On impact, Cox immediately gets his hands onto Joseph. It happens so fast and so fluidly that the initial push is actually combined with a club move using Cox’s left hand. With a single movement, he already has Joseph’s shoulders turned.
After initially swimming his right hand over, Cox then uses a rip to get under Joseph’s pads as he bends his rush toward Mike Glennon. This shot is from a little more than a second after the ball is snapped, and the play is already over. Joseph is totally beat, and few players are quicker in that five-yard stretch to the quarterback than Cox.
He hits Glennon’s arm as the ball is released, and it falls harmlessly to the ground for third-and-15.
Cox says that even as Davis and Azzinaro move him all over the defense, his favorite spot as a pass-rusher is still as a 3-technique. The quickness advantage he has over most guards is impossible to ignore, and it doesn’t hurt that he mostly lines up inside during passing situations. On second- or third-and-long, Cox’s mission as an interior lineman is simple: get to the quarterback. And he does it well. Through 12 games, Cox has 5.5 sacks and twice as many hits.

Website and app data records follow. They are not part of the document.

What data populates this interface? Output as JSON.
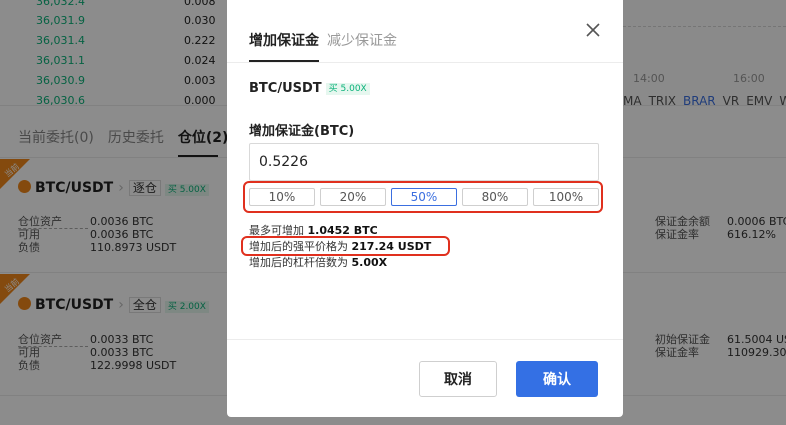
{
  "orderbook": [
    {
      "price": "36,032.4",
      "amount": "0.008"
    },
    {
      "price": "36,031.9",
      "amount": "0.030"
    },
    {
      "price": "36,031.4",
      "amount": "0.222"
    },
    {
      "price": "36,031.1",
      "amount": "0.024"
    },
    {
      "price": "36,030.9",
      "amount": "0.003"
    },
    {
      "price": "36,030.6",
      "amount": "0.000"
    }
  ],
  "chart": {
    "times": [
      "14:00",
      "16:00"
    ],
    "indicators": [
      "MA",
      "TRIX",
      "BRAR",
      "VR",
      "EMV",
      "W"
    ],
    "active_indicator": "BRAR"
  },
  "tabs": [
    "当前委托(0)",
    "历史委托",
    "仓位(2)"
  ],
  "active_tab": "仓位(2)",
  "positions": [
    {
      "tag": "当前",
      "pair": "BTC/USDT",
      "mode": "逐仓",
      "leverage": "买 5.00X",
      "left": [
        {
          "k": "仓位资产",
          "v": "0.0036 BTC"
        },
        {
          "k": "可用",
          "v": "0.0036 BTC"
        },
        {
          "k": "负债",
          "v": "110.8973 USDT"
        }
      ],
      "right": [
        {
          "k": "保证金余额",
          "v": "0.0006 BTC"
        },
        {
          "k": "保证金率",
          "v": "616.12%"
        }
      ]
    },
    {
      "tag": "当前",
      "pair": "BTC/USDT",
      "mode": "全仓",
      "leverage": "买 2.00X",
      "left": [
        {
          "k": "仓位资产",
          "v": "0.0033 BTC"
        },
        {
          "k": "可用",
          "v": "0.0033 BTC"
        },
        {
          "k": "负债",
          "v": "122.9998 USDT"
        }
      ],
      "right": [
        {
          "k": "初始保证金",
          "v": "61.5004 US"
        },
        {
          "k": "保证金率",
          "v": "110929.30"
        }
      ]
    }
  ],
  "modal": {
    "tabs": [
      "增加保证金",
      "减少保证金"
    ],
    "active_tab": "增加保证金",
    "pair": "BTC/USDT",
    "leverage": "买 5.00X",
    "field_label": "增加保证金(BTC)",
    "amount_value": "0.5226",
    "percent_options": [
      "10%",
      "20%",
      "50%",
      "80%",
      "100%"
    ],
    "selected_percent": "50%",
    "info": [
      {
        "label": "最多可增加",
        "value": "1.0452 BTC"
      },
      {
        "label": "增加后的强平价格为",
        "value": "217.24 USDT"
      },
      {
        "label": "增加后的杠杆倍数为",
        "value": "5.00X"
      }
    ],
    "cancel_label": "取消",
    "confirm_label": "确认"
  },
  "colors": {
    "accent": "#3470e4",
    "buy_green": "#0bb27a",
    "highlight_red": "#e0301e"
  }
}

One of those hits came on the Eagles’ final defensive play against Washington back in Week 11. Chasing down Robert Griffin, Cox managed to bother the Washington quarterback just enough for Griffin to toss a jump ball into the end zone on third down. Brandon Boykin was there waiting for it, and with that the game was over. Playmaking late in games has become a staple for Cox this season, and he attributes that sustained effort to a couple different sources. The first is Azzinaro, for whom “How hard for how long” is a mantra delivered to his linemen. The second is the spirit of that position group within the Eagles’ locker room. No defensive lineman on the Eagles’ roster is older than 25, and at 22, Cox is still somehow the youngest member. “It just motivates us to go out and work, knowing that we’re probably the youngest defensive line in the NFL,” Cox says. “I had a conversation last week with Vinny [Curry] and Ced [Thornton], and we just said that we have five weeks to be the best. We have five weeks to show everybody.” Thornton and Curry have been having excellent seasons of their own. They might not be the best quite yet, but with a group that young, it’s only going to get better, and right now their play is a major reason Philadelphia looks to be headed toward the playoffs.